It looked gloomy this morning from the PostScript bunker. The onslaught of comments came thick and fast in response to stories about Mitt Romney’s secret tax policy video. Fine and good, except that commenters and PostScript had their say on the subject yesterday. Furthermore, it’s Talk Like A Pirate Day, which PostScript cannot celebrate because she already is a pirate and consequently talks like one every day. It’s complicated.

But in the 4000+ comments to Matt Miller’s column describing the secret video as a new low for Candidate Romney, PostScript found this:


What I would have loved to have heard Romney say is, “Those of us in this room can afford to pay $50,000 for a lunch, which is the same amount of money the average American family earns in a year. We need to find ways to raise the incomes of those 47%. It may mean that those of us at the top make less, but, after all, these people work hard every day to make the companies we own successful.”

Which in turn made PostScript think of Kathleen Parker’s column on the video’s particularly Cyborgian Mitt and what he should have said. Per Parker, it is:

“I know that the 47 percent of Americans who don’t pay any federal income tax are not going to be moved by my message of lower taxes. Heck, they need jobs and income before they can enjoy the problem of a high tax rate. Since I can’t get their vote, I’m focusing on independents. But when I become president, my first priority will be to help all Americans get back to work so that everyone can contribute. I believe that most people would rather earn their own keep, care for their families and enjoy the rewards of self-sufficiency.”

Aha! These statements are what Romney should have said, had he been talking to adifferentpointofview and Kathleen Parker and PostScript. But in this case he was not. Clearly, what he said was a good thing to say to his investors.

amaikovich agrees that the video doesn’t show “real” Romney any more than any other video:

I actually think that Governor Romney has slightly more empathy for the poor than he showed in that video. I also think he would tell anyone anything they want to hear to win votes and campaign contributions.

sanfran6003 says that the wrong audience will of course wrongly interpret Romney’s statement:

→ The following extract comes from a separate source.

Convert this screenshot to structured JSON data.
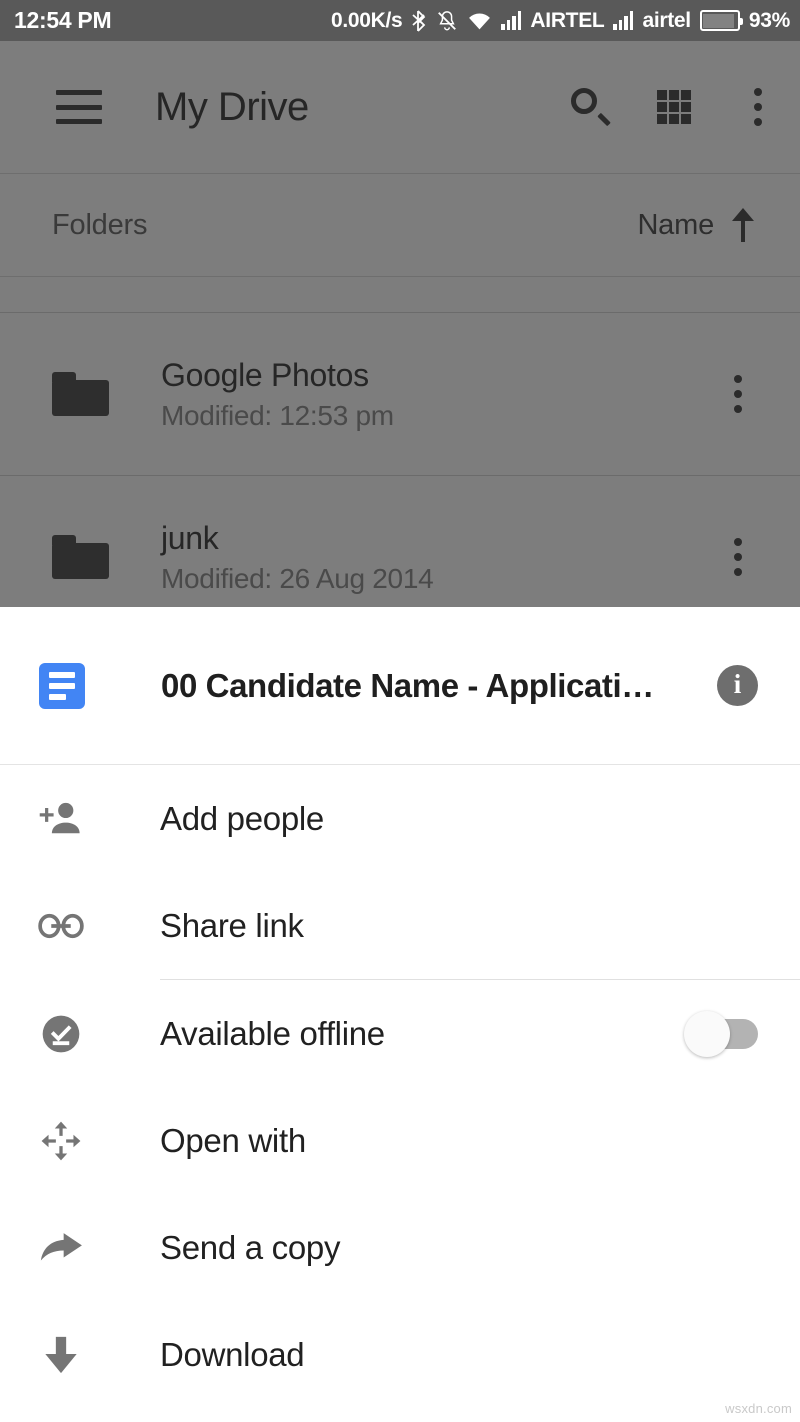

Democratic partisans are deliberately misconstruing Romney’s remarks to donors back in May. He used an off the cuff statistic to make a point about ‘the dependent society’. It is a valid political point. His remarks were not referring to people hurt by the recession or to seniors or to veterans, or to people who work for a living and his critics know that. Try the Occupy Wall Street crowd and those to whom the world owes a living. They are not his voters so Romney gives his donors a peek at his inside strategy. He will concede the “dependent society” to his opponent and concentrate on winning the middle. Outrageous? Hardly.

And i_go_pogo discovers a new wrinkle that complicates matters further:

So Mitt was saying that if I vote for Obama, I don’t need to worry about paying my taxes?

What’s important about i_go_pogo’s wrinkle is that for it to work, the individual who votes for Barack Obama does not have to pay taxes, but ONLY IF Romney is elected in November. It’s a tough choice.